Camellia sinesnsis is grown for commercial tea production all over the world. But you don’t have to have a tea plantation to produce your own home grown tea. All you need are a few plants, the right environment, a little practice, and in no time at all, you’ll be brewing tea from your own plants. Plants you grow at home can provide you and your family with a beverage that is organically grown and free of pesticides and GMOs.
Although Camellia sinesnsis is predominantly grown for tea, it is not limited to that. The sheer density, evergreen leaves and blooming characteristics of Camellia sinensis cultivars are quite attractive for any garden, patio or container plant. The larger growing varieties would be well suited for a hedge or screen. Most cultivars are hardy to around 20ºF.
Camellia sinensis plants will grow in just about the same locations that their ornamental cousins grow in the south. These plants are also excellent for use in container gardening. The one very important growing requirement of Tea is extremely good drainage. They want to be moist at all times but not wet, so avoid use of soils containing heavy amounts of peat moss. This is especially important in container gardening. These plants benefit from slightly raised plantings in the garden where all excess water can drain away from the root system.
Whether you want to grow your own Tea or simply want to enjoy another different camellia for its ornamental value, Tea is the next great plant for southern gardens. Our Tea selections demonstrate the incredible diversity of this amazing plant. We are certain that southern gardeners will fall in love with this unique addition to the garden!
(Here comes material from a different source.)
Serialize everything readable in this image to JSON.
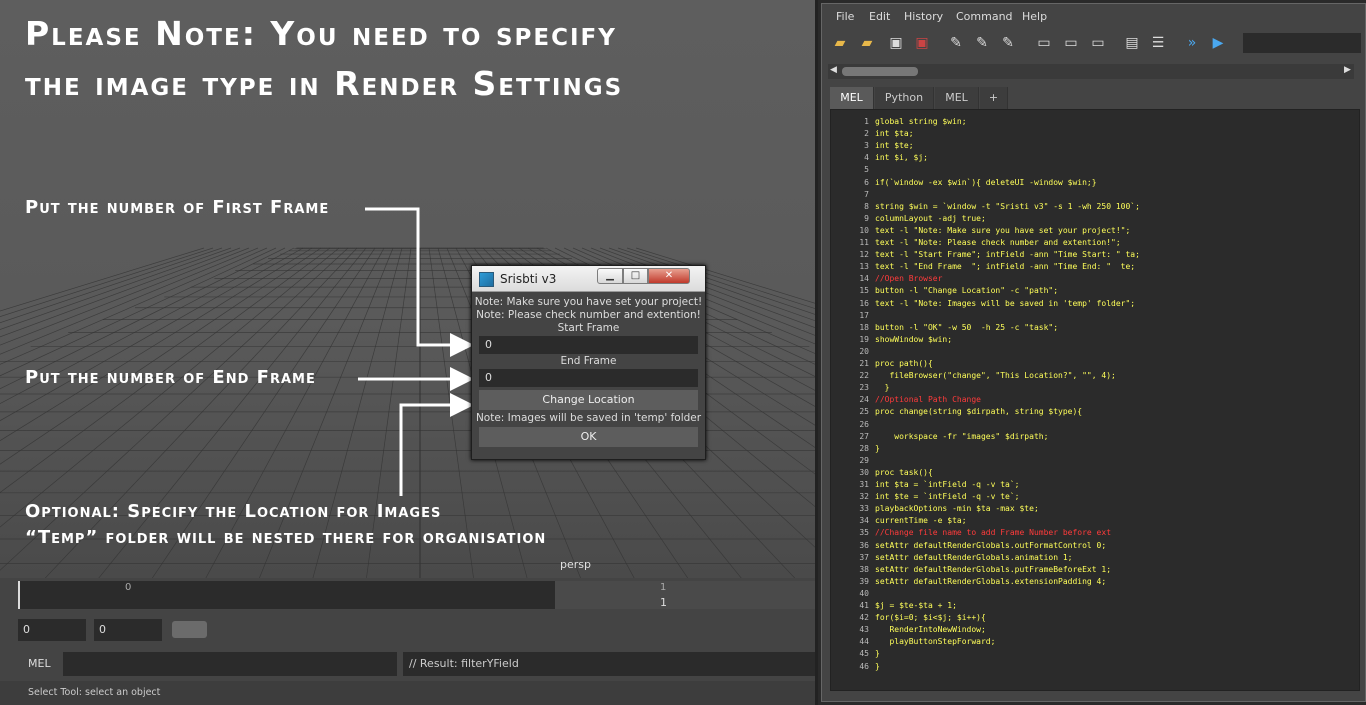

I have the best job in the world…I get to walk out of my back door and across the yard to a greenhouse and nursery full of Camellias and do what I love every day. Sometimes, when it’s very hot or very cold or when problems arise I do question my career path, but I always come back to the same place….I’m where I’m supposed to be!